Who's to say that if Daniel had never gotten into the fight in the beginning with the
Cobra Kai boys... and instead showed up on his own to Kreese's dojo shortly after arriving
in town... that he too wouldn't have become one of the Cobra Kai militia?
It's interesting to see how Johnny acts around his sensei and his fellow students is very
different than the Johnny who's dancing with Ali at the country club. He even goes as far
as to say, "Maybe we can call a truce."
This is in stark contrast to the robotic Johnny who's beating the shit out of Daniel
outside of his apartment complex. The Johnny who exclaims, "I'll decide when he's had
enough. The enemy deserves no mercy." He is merely emulating what he has been taught
This is why Miyagi takes Daniel to the Cobra Kai dojo to lay down the challenge for the
tournament. Miyagi sees that Daniel is not the only victim... The kids doing this to
Daniel are also victims... because obviously the method in which they are being taught
karate is not right.
When Miyagi and Daniel arrive at the dojo, we even hear Kreese programming his kids:
Kreese's motto: We do not train to be merciful here. Mercy is for the weak. Here on the
street in competition, he is the enemy. An enemy deserves no mercy.
"You're a pushy little bastard aint'cha?... but I like that ... I like
At the end of the movie, Daniel is not the only winner...
"Daniel Larusso is going to fight!!"
..but all of the Cobra Kai are winners as well. They are
all redeemed. From Bobby's seeing the light by saying, "I'm sorry!" after
sweeping Daniel's leg... to Johnny's subsequent passing of the trophy to Daniel while
stating, "You're alright, Larusso!"... these kids are saved. They are no longer
under Kreese's spell.
The scene at the beginning of Karate Kid II which was shot during the filming of
the first movie and should have been used as the true ending of the original.... drove
this point home. Miyagi saved these kids, who in essence were good people that just were
clouded by an evil adult influence, literally and figuratively.
I thought Zabka's performance was brilliant in this movie.

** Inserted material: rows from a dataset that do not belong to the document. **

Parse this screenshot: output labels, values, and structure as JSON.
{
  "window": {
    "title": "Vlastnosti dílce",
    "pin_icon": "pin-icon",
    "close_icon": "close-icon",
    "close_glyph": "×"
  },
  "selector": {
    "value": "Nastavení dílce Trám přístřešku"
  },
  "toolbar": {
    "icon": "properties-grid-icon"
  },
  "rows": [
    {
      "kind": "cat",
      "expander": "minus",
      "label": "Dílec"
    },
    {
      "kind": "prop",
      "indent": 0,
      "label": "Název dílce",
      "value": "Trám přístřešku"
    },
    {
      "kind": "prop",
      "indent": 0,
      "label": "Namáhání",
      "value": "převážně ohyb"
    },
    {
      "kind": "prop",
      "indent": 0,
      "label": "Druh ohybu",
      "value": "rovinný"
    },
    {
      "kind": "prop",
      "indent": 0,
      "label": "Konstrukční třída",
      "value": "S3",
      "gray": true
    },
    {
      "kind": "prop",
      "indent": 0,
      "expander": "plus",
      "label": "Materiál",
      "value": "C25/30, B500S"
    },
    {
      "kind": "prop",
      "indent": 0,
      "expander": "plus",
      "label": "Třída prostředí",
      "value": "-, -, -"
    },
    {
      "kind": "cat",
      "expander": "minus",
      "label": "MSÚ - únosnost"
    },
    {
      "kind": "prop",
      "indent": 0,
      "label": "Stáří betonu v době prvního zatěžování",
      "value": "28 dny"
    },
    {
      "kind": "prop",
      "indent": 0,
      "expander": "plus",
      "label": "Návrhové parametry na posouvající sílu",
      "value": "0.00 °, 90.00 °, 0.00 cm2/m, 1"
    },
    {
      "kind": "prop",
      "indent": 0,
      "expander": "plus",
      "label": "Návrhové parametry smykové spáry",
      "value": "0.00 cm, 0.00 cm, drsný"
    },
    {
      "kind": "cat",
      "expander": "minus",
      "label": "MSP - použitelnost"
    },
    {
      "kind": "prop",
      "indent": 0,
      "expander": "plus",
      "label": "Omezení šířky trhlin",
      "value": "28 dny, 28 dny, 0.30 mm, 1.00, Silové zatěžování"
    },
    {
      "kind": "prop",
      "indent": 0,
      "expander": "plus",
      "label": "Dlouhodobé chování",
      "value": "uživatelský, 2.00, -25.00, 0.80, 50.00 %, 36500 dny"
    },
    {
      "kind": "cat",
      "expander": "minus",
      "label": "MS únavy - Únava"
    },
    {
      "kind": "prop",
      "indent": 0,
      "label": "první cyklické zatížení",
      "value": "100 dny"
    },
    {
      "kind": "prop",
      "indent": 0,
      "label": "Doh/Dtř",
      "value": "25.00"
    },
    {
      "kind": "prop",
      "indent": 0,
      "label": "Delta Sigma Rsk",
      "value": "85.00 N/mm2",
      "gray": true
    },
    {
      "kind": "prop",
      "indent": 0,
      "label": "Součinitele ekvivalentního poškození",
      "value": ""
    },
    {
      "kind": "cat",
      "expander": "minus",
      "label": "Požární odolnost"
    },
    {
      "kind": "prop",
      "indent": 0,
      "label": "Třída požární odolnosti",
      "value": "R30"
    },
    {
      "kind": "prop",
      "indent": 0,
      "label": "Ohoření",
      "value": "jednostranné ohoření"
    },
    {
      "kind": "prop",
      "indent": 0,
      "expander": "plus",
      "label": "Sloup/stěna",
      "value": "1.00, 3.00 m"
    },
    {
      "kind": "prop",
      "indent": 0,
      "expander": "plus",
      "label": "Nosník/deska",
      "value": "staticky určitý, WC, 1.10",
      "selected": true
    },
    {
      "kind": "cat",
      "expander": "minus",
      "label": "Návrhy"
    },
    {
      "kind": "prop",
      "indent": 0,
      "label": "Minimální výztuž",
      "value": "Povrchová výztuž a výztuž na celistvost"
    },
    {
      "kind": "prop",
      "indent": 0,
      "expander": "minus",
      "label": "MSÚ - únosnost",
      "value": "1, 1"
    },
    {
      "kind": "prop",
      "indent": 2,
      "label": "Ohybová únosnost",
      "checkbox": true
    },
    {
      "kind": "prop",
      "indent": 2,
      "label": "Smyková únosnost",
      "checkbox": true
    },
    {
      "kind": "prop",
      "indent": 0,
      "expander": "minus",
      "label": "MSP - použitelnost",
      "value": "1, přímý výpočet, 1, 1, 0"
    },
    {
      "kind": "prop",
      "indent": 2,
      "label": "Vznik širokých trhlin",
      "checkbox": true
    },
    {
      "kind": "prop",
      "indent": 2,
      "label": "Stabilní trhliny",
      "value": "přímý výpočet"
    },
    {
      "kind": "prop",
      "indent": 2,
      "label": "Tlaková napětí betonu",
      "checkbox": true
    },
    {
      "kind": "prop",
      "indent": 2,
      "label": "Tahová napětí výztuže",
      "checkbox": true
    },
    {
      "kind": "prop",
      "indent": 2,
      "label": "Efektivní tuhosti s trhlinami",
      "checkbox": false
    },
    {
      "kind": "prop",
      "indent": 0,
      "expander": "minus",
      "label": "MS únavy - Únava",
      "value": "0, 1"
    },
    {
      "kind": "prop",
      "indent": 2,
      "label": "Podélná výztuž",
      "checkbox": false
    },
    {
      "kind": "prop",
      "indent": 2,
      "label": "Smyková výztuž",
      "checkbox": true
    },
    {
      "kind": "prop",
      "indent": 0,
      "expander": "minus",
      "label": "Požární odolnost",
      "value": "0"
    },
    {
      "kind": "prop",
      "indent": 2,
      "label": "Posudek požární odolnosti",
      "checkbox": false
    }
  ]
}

He made you hate him... but at
the same time, you almost felt an underlying pity for him. Unfortunately, he made you hate
him so well... that this is what his future role's concentrated on... rather than the
underlying conflict that made him behave the way he did.
With all of the 1980's nostalgia running rampant... I just wanted to give kudos to an
actor that I think is not given enough credit. William Zabka... Thanks for all of the
memorable performances. You may have been labeled as the "villain" in your
movies... but to me you're a true Hero of the 80's.
Hero to Nobody
Just wanted to take the time to tell W-D's readers, that if
they get the chance, check out these sites:
The No Name
Site - A great new site run by some old writing mates of mine: Adam, Josh and Jared.
An up and coming satire site in the same style of "The Onion" run by an old boss
of mine, Tomm. There. I linked you!! I told you I would. ;)